There was low-certainty evidence of little or no difference in effect between oral and topical antibiotics on active trachoma at three months (RR 0.97, 95% CI 0.81 to 1.16; 953 people; 6 RCTs; I2 = 63%) and 12 months (RR 0.93, 95% CI 0.75 to 1.15; 886 people; 5 RCTs; I2 = 56%). There was very low-certainty evidence for ocular infection at three or 12 months. Antimicrobial resistance was not assessed. In those studies that reported adverse effects, no serious adverse effects were reported; one study reported abdominal pain with azithromycin; one study reported a couple of cases of nausea with azithromycin; and one study reported three cases of reaction to sulfonamides (low-certainty evidence).
Oral azithromycin versus control (communities)
Four cluster-randomised studies compared antibiotic with no or delayed treatment. Data were available on active trachoma at 12 months from two studies but could not be pooled because of reporting differences. One study at low risk of bias found a reduced prevalence of active trachoma 12 months after a single dose of azithromycin in communities with a high prevalence of infection (RR 0.58, 95% CI 0.52 to 0.65; 1247 people). The other, lower quality, study in low-prevalence communities reported similar median prevalences of infection at 12 months: 9.3% in communities treated with azithromycin and 8.2% in untreated communities. We judged this moderate-certainty evidence for a reduction in active trachoma with treatment, downgrading one level for inconsistency between the two studies. Two studies reported ocular infection at 12 months and data could be pooled. There was a reduction in ocular infection (RR 0.36, 0.31 to 0.43; 2139 people) 12 months after mass treatment with a single dose compared with no treatment (moderate-certainty evidence). There was high-certainty evidence of an increased risk of resistance of Streptococcus pneumoniae, Staphylococcus aureus, and Escherichia coli to azithromycin, tetracycline, and clindamycin in communities treated with azithromycin, with approximately 5-fold risk ratios at 12 months. The evidence did not support increased resistance to penicillin or trimethoprim-sulfamethoxazole. None of the studies measured resistance to C trachomatis. No serious adverse events were reported. The main adverse effect noted for azithromycin (~10%) was abdominal pain, vomiting, and nausea.
Oral azithromycin versus topical tetracycline (communities)
Three cluster-randomised studies compared oral azithromycin with topical tetracycline. The evidence was inconsistent for active trachoma and ocular infection at three and 12 months (low-certainty evidence) and was not pooled due to considerable heterogeneity. Antimicrobial resistance and adverse effects were not reported.
Different dosing strategies

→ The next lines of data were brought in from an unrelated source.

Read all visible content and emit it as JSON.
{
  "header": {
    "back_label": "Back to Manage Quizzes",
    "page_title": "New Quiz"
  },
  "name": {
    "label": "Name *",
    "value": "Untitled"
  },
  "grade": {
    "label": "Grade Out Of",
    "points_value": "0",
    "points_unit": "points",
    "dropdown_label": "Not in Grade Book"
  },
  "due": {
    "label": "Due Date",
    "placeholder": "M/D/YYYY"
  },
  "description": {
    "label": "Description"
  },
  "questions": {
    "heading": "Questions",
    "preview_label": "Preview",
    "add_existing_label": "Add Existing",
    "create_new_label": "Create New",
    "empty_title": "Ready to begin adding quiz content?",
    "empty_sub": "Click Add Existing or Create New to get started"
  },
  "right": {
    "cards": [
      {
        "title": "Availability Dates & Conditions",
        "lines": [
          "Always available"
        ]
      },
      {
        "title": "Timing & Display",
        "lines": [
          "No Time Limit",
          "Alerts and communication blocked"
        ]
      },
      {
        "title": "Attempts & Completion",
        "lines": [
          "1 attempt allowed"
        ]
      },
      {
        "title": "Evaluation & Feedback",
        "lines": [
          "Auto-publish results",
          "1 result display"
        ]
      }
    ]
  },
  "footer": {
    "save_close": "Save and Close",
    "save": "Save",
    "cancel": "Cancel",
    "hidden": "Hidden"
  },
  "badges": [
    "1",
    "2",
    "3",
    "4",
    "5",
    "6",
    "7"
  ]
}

Six studies compared different strategies for dosing. There were: mass treatment at different dosing intervals; applying cessation or stopping rules to mass treatment; strategies to increase mass treatment coverage. There was no strong evidence to support any variation in the recommended annual mass treatment.